Medusa 82—Hydrogen silsesquioxane based high sensitivity negative-tone resist with long shelf-life and grayscale lithography capability
in: Journal of Vacuum Science & Technology B (2021)
The high suitability of hydrogen silsesquioxane (HSQ) as e-beam resist has long been known. Despite its undoubtedly good and reliable properties, HSQ nevertheless proves to be problematic in certain aspects due to its relatively short shelf-life and the small processing window between coating preparation and exposure. We thus intended to optimize the silsesquioxane with respect to a prolonged shelf-life and larger processing window while retaining all advantages like the high silicon content for high etch resistance and high pattern resolution. Our combined knowledge resulted in the development of the hydrogen silsesquioxane-based e-beam resist Medusa 82 with improved characteristics. Medusa 82 can be processed with HSQ standard procedures but allows for a delay of several weeks between layer preparation and exposure under standard conditions.
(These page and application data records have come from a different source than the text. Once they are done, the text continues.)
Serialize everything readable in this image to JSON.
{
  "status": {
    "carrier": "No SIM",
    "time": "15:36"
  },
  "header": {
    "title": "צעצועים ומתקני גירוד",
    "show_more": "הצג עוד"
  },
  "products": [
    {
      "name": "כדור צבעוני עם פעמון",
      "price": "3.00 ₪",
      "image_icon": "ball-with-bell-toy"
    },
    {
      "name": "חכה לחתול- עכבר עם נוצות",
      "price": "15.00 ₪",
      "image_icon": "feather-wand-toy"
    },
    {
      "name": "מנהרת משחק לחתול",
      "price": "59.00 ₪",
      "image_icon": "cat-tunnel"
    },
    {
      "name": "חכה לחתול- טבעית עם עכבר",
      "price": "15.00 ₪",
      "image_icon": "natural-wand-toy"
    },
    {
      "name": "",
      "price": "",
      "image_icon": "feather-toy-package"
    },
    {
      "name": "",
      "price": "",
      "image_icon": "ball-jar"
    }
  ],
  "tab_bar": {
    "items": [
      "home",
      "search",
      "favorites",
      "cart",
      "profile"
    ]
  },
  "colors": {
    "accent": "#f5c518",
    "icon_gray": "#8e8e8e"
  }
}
Medusa 82 resist compositions tolerate storage periods of several weeks at room temperature. In addition, we generated and investigated variants of Medusa 82, which offer the possibility for exposure with less energy to cross-link the resist. Furthermore, weaker alkaline developers can be applied. A postexposure bake of these new Medusa 82 variants provides a significant enhancement of sensitivity and contrast. In this context, applications of Medusa 82 in deep to extreme ultraviolet and grayscale lithography are described. The use of glasslike resists with moderate electron beam sensitivity has the potential to reduce the effort and to simplify the manufacturing process of micro-optical devices that traditionally have to be structured in glass surfaces. The transformation process of Medusa 82 into a glasslike material involves an e-beam exposure, a thermal treatment, or a combination of both. Moreover, the adjustable contrast and sensitivity enable grayscale lithography. Different e-beam exposures trigger a different cross-linking degree within the layer, resulting in height variations after development. A postexposure bake step induces further cross-linking and a complete conversion into silicon oxide.